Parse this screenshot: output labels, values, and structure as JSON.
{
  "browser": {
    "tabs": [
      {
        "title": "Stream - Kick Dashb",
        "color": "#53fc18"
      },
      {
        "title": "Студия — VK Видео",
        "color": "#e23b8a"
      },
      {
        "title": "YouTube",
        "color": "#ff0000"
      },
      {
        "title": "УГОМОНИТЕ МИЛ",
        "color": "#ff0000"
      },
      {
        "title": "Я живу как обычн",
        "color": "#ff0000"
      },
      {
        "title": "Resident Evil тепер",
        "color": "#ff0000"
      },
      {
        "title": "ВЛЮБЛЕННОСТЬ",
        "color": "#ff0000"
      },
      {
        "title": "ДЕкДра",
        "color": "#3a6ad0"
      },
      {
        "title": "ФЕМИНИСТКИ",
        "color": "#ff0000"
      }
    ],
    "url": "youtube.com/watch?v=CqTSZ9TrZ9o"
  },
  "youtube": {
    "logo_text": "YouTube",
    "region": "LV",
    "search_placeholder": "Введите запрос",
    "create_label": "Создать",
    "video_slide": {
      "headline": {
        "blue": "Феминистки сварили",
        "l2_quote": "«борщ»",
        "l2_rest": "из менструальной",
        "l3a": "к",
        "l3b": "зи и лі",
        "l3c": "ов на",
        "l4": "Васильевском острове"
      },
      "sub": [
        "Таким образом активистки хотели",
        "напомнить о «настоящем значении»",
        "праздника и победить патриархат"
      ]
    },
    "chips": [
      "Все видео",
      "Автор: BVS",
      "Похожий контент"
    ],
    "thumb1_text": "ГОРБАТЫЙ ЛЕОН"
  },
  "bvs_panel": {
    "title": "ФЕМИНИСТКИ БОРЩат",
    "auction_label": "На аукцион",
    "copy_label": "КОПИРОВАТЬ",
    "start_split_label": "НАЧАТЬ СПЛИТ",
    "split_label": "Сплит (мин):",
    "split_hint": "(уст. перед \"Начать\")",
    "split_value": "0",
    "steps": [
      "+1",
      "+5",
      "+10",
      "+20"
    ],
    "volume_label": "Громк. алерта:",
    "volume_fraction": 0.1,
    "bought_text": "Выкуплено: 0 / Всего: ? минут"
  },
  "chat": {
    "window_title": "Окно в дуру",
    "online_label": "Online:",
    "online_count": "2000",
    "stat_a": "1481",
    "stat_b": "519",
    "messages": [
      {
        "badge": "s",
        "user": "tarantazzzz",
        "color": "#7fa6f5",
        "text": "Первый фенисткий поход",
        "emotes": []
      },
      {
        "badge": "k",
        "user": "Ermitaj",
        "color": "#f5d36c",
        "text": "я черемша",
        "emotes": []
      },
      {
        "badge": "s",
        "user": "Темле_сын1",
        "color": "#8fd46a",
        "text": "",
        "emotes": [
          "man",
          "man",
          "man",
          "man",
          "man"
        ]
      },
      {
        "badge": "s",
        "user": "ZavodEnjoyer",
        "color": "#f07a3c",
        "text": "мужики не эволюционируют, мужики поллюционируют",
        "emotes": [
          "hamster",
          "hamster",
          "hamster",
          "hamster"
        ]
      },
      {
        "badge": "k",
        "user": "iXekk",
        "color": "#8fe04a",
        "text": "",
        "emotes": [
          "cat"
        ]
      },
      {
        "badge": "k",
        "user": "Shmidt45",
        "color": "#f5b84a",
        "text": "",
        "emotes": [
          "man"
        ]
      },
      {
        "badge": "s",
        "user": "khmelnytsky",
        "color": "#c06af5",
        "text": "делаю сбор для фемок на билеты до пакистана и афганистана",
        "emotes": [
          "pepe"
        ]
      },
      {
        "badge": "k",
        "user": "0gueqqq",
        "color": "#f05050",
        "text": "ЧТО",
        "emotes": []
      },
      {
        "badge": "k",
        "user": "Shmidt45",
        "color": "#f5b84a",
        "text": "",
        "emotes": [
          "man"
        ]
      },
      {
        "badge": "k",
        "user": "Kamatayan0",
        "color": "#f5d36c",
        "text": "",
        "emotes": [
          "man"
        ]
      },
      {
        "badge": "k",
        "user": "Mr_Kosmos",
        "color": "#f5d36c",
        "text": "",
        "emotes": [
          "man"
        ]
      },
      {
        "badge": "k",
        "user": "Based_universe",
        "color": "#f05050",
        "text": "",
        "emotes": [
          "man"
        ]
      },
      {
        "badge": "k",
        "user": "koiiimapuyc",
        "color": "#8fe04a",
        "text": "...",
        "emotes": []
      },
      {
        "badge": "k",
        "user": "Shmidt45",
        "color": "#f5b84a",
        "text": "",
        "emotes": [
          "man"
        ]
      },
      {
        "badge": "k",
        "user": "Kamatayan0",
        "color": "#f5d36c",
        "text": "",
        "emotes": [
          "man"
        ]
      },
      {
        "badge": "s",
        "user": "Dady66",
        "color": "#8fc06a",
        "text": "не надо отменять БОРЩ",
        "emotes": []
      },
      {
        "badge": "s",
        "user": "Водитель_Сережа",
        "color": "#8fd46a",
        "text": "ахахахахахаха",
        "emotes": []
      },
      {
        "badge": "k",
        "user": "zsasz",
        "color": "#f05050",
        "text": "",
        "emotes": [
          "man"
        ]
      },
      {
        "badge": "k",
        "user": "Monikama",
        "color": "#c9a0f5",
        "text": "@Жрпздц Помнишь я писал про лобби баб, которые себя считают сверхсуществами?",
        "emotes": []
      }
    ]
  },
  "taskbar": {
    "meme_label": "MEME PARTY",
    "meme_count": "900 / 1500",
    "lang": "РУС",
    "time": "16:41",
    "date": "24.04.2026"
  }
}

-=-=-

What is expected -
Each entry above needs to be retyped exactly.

Reply to the task -
Parse this screenshot: output labels, values, and structure as JSON.
{
  "browser": {
    "tabs": [
      {
        "title": "Stream - Kick Dashb",
        "color": "#53fc18"
      },
      {
        "title": "Студия — VK Видео",
        "color": "#e23b8a"
      },
      {
        "title": "YouTube",
        "color": "#ff0000"
      },
      {
        "title": "УГОМОНИТЕ МИЛ",
        "color": "#ff0000"
      },
      {
        "title": "Я живу как обычн",
        "color": "#ff0000"
      },
      {
        "title": "Resident Evil тепер",
        "color": "#ff0000"
      },
      {
        "title": "ВЛЮБЛЕННОСТЬ",
        "color": "#ff0000"
      },
      {
        "title": "ДЕкДра",
        "color": "#3a6ad0"
      },
      {
        "title": "ФЕМИНИСТКИ",
        "color": "#ff0000"
      }
    ],
    "url": "youtube.com/watch?v=CqTSZ9TrZ9o"
  },
  "youtube": {
    "logo_text": "YouTube",
    "region": "LV",
    "search_placeholder": "Введите запрос",
    "create_label": "Создать",
    "video_slide": {
      "headline": {
        "blue": "Феминистки сварили",
        "l2_quote": "«борщ»",
        "l2_rest": "из менструальной",
        "l3a": "к",
        "l3b": "зи и лі",
        "l3c": "ов на",
        "l4": "Васильевском острове"
      },
      "sub": [
        "Таким образом активистки хотели",
        "напомнить о «настоящем значении»",
        "праздника и победить патриархат"
      ]
    },
    "chips": [
      "Все видео",
      "Автор: BVS",
      "Похожий контент"
    ],
    "thumb1_text": "ГОРБАТЫЙ ЛЕОН"
  },
  "bvs_panel": {
    "title": "ФЕМИНИСТКИ БОРЩат",
    "auction_label": "На аукцион",
    "copy_label": "КОПИРОВАТЬ",
    "start_split_label": "НАЧАТЬ СПЛИТ",
    "split_label": "Сплит (мин):",
    "split_hint": "(уст. перед \"Начать\")",
    "split_value": "0",
    "steps": [
      "+1",
      "+5",
      "+10",
      "+20"
    ],
    "volume_label": "Громк. алерта:",
    "volume_fraction": 0.1,
    "bought_text": "Выкуплено: 0 / Всего: ? минут"
  },
  "chat": {
    "window_title": "Окно в дуру",
    "online_label": "Online:",
    "online_count": "2000",
    "stat_a": "1481",
    "stat_b": "519",
    "messages": [
      {
        "badge": "s",
        "user": "tarantazzzz",
        "color": "#7fa6f5",
        "text": "Первый фенисткий поход",
        "emotes": []
      },
      {
        "badge": "k",
        "user": "Ermitaj",
        "color": "#f5d36c",
        "text": "я черемша",
        "emotes": []
      },
      {
        "badge": "s",
        "user": "Темле_сын1",
        "color": "#8fd46a",
        "text": "",
        "emotes": [
          "man",
          "man",
          "man",
          "man",
          "man"
        ]
      },
      {
        "badge": "s",
        "user": "ZavodEnjoyer",
        "color": "#f07a3c",
        "text": "мужики не эволюционируют, мужики поллюционируют",
        "emotes": [
          "hamster",
          "hamster",
          "hamster",
          "hamster"
        ]
      },
      {
        "badge": "k",
        "user": "iXekk",
        "color": "#8fe04a",
        "text": "",
        "emotes": [
          "cat"
        ]
      },
      {
        "badge": "k",
        "user": "Shmidt45",
        "color": "#f5b84a",
        "text": "",
        "emotes": [
          "man"
        ]
      },
      {
        "badge": "s",
        "user": "khmelnytsky",
        "color": "#c06af5",
        "text": "делаю сбор для фемок на билеты до пакистана и афганистана",
        "emotes": [
          "pepe"
        ]
      },
      {
        "badge": "k",
        "user": "0gueqqq",
        "color": "#f05050",
        "text": "ЧТО",
        "emotes": []
      },
      {
        "badge": "k",
        "user": "Shmidt45",
        "color": "#f5b84a",
        "text": "",
        "emotes": [
          "man"
        ]
      },
      {
        "badge": "k",
        "user": "Kamatayan0",
        "color": "#f5d36c",
        "text": "",
        "emotes": [
          "man"
        ]
      },
      {
        "badge": "k",
        "user": "Mr_Kosmos",
        "color": "#f5d36c",
        "text": "",
        "emotes": [
          "man"
        ]
      },
      {
        "badge": "k",
        "user": "Based_universe",
        "color": "#f05050",
        "text": "",
        "emotes": [
          "man"
        ]
      },
      {
        "badge": "k",
        "user": "koiiimapuyc",
        "color": "#8fe04a",
        "text": "...",
        "emotes": []
      },
      {
        "badge": "k",
        "user": "Shmidt45",
        "color": "#f5b84a",
        "text": "",
        "emotes": [
          "man"
        ]
      },
      {
        "badge": "k",
        "user": "Kamatayan0",
        "color": "#f5d36c",
        "text": "",
        "emotes": [
          "man"
        ]
      },
      {
        "badge": "s",
        "user": "Dady66",
        "color": "#8fc06a",
        "text": "не надо отменять БОРЩ",
        "emotes": []
      },
      {
        "badge": "s",
        "user": "Водитель_Сережа",
        "color": "#8fd46a",
        "text": "ахахахахахаха",
        "emotes": []
      },
      {
        "badge": "k",
        "user": "zsasz",
        "color": "#f05050",
        "text": "",
        "emotes": [
          "man"
        ]
      },
      {
        "badge": "k",
        "user": "Monikama",
        "color": "#c9a0f5",
        "text": "@Жрпздц Помнишь я писал про лобби баб, которые себя считают сверхсуществами?",
        "emotes": []
      }
    ]
  },
  "taskbar": {
    "meme_label": "MEME PARTY",
    "meme_count": "900 / 1500",
    "lang": "РУС",
    "time": "16:41",
    "date": "24.04.2026"
  }
}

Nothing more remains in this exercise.